→ **DIRECTIONS FOR THIS TASK**
All entries must be returned precisely as they appear.

========================================

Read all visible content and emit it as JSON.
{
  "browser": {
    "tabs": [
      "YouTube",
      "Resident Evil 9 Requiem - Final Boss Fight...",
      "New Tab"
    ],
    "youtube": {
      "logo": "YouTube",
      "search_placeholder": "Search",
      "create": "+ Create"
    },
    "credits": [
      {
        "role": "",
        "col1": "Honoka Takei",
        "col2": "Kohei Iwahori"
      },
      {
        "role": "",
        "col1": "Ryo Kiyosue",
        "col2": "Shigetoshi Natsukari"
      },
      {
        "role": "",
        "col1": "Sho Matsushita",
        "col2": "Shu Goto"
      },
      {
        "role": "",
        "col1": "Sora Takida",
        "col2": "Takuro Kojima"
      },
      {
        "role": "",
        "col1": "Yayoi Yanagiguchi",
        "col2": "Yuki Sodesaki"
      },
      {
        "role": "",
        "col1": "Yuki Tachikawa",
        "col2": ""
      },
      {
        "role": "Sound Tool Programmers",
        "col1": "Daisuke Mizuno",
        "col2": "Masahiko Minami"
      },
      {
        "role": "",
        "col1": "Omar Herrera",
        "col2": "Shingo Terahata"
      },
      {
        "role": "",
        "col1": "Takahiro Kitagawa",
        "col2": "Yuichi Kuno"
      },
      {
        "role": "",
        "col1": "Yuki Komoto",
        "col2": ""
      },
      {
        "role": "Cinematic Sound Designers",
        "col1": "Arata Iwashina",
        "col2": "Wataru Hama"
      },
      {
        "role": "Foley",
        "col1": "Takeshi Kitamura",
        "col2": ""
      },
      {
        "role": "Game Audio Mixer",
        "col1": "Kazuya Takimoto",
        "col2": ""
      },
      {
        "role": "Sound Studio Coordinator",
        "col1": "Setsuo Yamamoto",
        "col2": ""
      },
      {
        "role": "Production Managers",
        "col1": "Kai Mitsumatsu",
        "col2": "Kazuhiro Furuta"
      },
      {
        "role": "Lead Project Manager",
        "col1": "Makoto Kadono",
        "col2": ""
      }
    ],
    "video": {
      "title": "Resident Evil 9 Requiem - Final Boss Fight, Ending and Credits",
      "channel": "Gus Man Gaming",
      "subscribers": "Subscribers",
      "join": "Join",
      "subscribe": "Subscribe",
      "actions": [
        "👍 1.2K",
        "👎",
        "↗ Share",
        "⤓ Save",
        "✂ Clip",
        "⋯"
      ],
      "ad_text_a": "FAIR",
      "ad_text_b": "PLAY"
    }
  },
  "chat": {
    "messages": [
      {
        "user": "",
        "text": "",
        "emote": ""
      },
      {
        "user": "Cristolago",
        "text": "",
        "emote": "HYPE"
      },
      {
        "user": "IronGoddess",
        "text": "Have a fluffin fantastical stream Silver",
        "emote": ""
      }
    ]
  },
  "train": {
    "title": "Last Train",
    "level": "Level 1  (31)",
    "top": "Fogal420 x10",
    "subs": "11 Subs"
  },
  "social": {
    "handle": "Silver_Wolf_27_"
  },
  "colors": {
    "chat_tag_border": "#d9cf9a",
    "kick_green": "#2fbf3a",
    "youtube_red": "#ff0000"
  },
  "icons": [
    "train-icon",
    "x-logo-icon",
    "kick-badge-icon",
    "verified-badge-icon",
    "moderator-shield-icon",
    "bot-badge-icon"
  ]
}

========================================

→ **ANSWER SPACE**
Read all visible content and emit it as JSON.
{
  "browser": {
    "tabs": [
      "YouTube",
      "Resident Evil 9 Requiem - Final Boss Fight...",
      "New Tab"
    ],
    "youtube": {
      "logo": "YouTube",
      "search_placeholder": "Search",
      "create": "+ Create"
    },
    "credits": [
      {
        "role": "",
        "col1": "Honoka Takei",
        "col2": "Kohei Iwahori"
      },
      {
        "role": "",
        "col1": "Ryo Kiyosue",
        "col2": "Shigetoshi Natsukari"
      },
      {
        "role": "",
        "col1": "Sho Matsushita",
        "col2": "Shu Goto"
      },
      {
        "role": "",
        "col1": "Sora Takida",
        "col2": "Takuro Kojima"
      },
      {
        "role": "",
        "col1": "Yayoi Yanagiguchi",
        "col2": "Yuki Sodesaki"
      },
      {
        "role": "",
        "col1": "Yuki Tachikawa",
        "col2": ""
      },
      {
        "role": "Sound Tool Programmers",
        "col1": "Daisuke Mizuno",
        "col2": "Masahiko Minami"
      },
      {
        "role": "",
        "col1": "Omar Herrera",
        "col2": "Shingo Terahata"
      },
      {
        "role": "",
        "col1": "Takahiro Kitagawa",
        "col2": "Yuichi Kuno"
      },
      {
        "role": "",
        "col1": "Yuki Komoto",
        "col2": ""
      },
      {
        "role": "Cinematic Sound Designers",
        "col1": "Arata Iwashina",
        "col2": "Wataru Hama"
      },
      {
        "role": "Foley",
        "col1": "Takeshi Kitamura",
        "col2": ""
      },
      {
        "role": "Game Audio Mixer",
        "col1": "Kazuya Takimoto",
        "col2": ""
      },
      {
        "role": "Sound Studio Coordinator",
        "col1": "Setsuo Yamamoto",
        "col2": ""
      },
      {
        "role": "Production Managers",
        "col1": "Kai Mitsumatsu",
        "col2": "Kazuhiro Furuta"
      },
      {
        "role": "Lead Project Manager",
        "col1": "Makoto Kadono",
        "col2": ""
      }
    ],
    "video": {
      "title": "Resident Evil 9 Requiem - Final Boss Fight, Ending and Credits",
      "channel": "Gus Man Gaming",
      "subscribers": "Subscribers",
      "join": "Join",
      "subscribe": "Subscribe",
      "actions": [
        "👍 1.2K",
        "👎",
        "↗ Share",
        "⤓ Save",
        "✂ Clip",
        "⋯"
      ],
      "ad_text_a": "FAIR",
      "ad_text_b": "PLAY"
    }
  },
  "chat": {
    "messages": [
      {
        "user": "",
        "text": "",
        "emote": ""
      },
      {
        "user": "Cristolago",
        "text": "",
        "emote": "HYPE"
      },
      {
        "user": "IronGoddess",
        "text": "Have a fluffin fantastical stream Silver",
        "emote": ""
      }
    ]
  },
  "train": {
    "title": "Last Train",
    "level": "Level 1  (31)",
    "top": "Fogal420 x10",
    "subs": "11 Subs"
  },
  "social": {
    "handle": "Silver_Wolf_27_"
  },
  "colors": {
    "chat_tag_border": "#d9cf9a",
    "kick_green": "#2fbf3a",
    "youtube_red": "#ff0000"
  },
  "icons": [
    "train-icon",
    "x-logo-icon",
    "kick-badge-icon",
    "verified-badge-icon",
    "moderator-shield-icon",
    "bot-badge-icon"
  ]
}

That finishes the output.